(Collected data)
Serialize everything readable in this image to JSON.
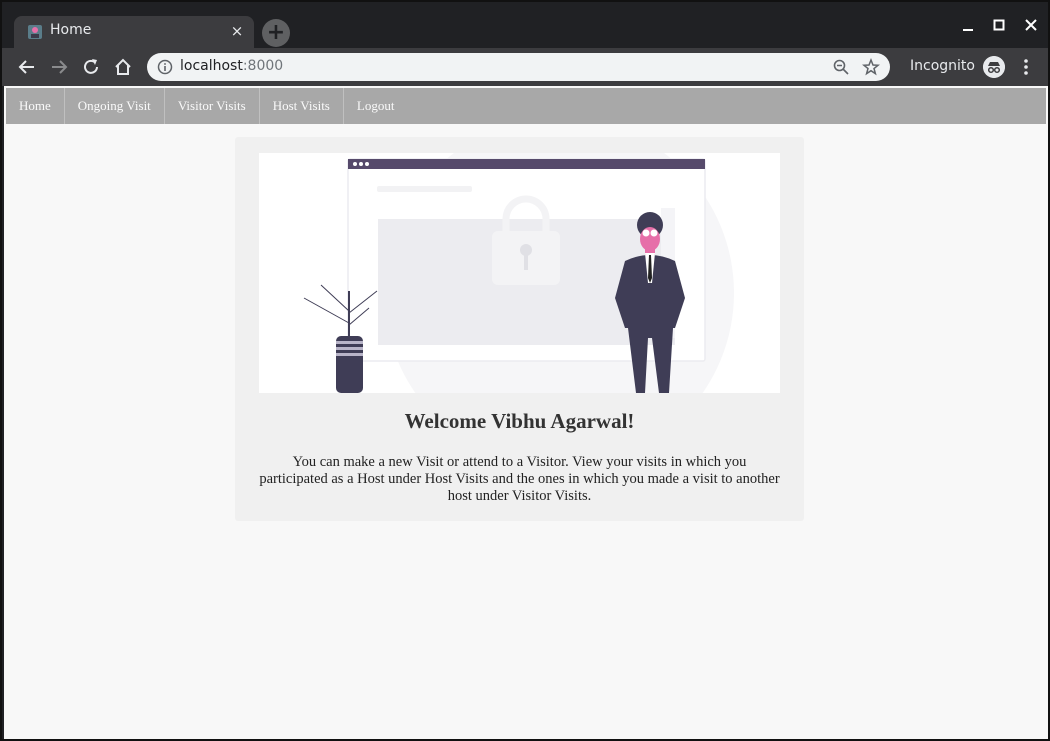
{
  "browser": {
    "tab_title": "Home",
    "tab_close": "×",
    "new_tab": "+",
    "url_host": "localhost",
    "url_port": ":8000",
    "profile_label": "Incognito",
    "icons": [
      "back-icon",
      "forward-icon",
      "reload-icon",
      "home-icon",
      "info-icon",
      "zoom-out-icon",
      "star-icon",
      "incognito-icon",
      "menu-icon",
      "minimize-icon",
      "maximize-icon",
      "close-icon"
    ]
  },
  "navbar": {
    "items": [
      {
        "label": "Home"
      },
      {
        "label": "Ongoing Visit"
      },
      {
        "label": "Visitor Visits"
      },
      {
        "label": "Host Visits"
      },
      {
        "label": "Logout"
      }
    ]
  },
  "main": {
    "welcome": "Welcome Vibhu Agarwal!",
    "description": "You can make a new Visit or attend to a Visitor. View your visits in which you participated as a Host under Host Visits and the ones in which you made a visit to another host under Visitor Visits."
  },
  "colors": {
    "illustration_primary": "#564a6b",
    "accent": "#e66fa9",
    "navbar_bg": "#a8a8a8"
  }
}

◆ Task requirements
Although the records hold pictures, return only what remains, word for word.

◆ Answer box
Serialize everything readable in this image to JSON.
{
  "browser": {
    "tab_title": "Home",
    "tab_close": "×",
    "new_tab": "+",
    "url_host": "localhost",
    "url_port": ":8000",
    "profile_label": "Incognito",
    "icons": [
      "back-icon",
      "forward-icon",
      "reload-icon",
      "home-icon",
      "info-icon",
      "zoom-out-icon",
      "star-icon",
      "incognito-icon",
      "menu-icon",
      "minimize-icon",
      "maximize-icon",
      "close-icon"
    ]
  },
  "navbar": {
    "items": [
      {
        "label": "Home"
      },
      {
        "label": "Ongoing Visit"
      },
      {
        "label": "Visitor Visits"
      },
      {
        "label": "Host Visits"
      },
      {
        "label": "Logout"
      }
    ]
  },
  "main": {
    "welcome": "Welcome Vibhu Agarwal!",
    "description": "You can make a new Visit or attend to a Visitor. View your visits in which you participated as a Host under Host Visits and the ones in which you made a visit to another host under Visitor Visits."
  },
  "colors": {
    "illustration_primary": "#564a6b",
    "accent": "#e66fa9",
    "navbar_bg": "#a8a8a8"
  }
}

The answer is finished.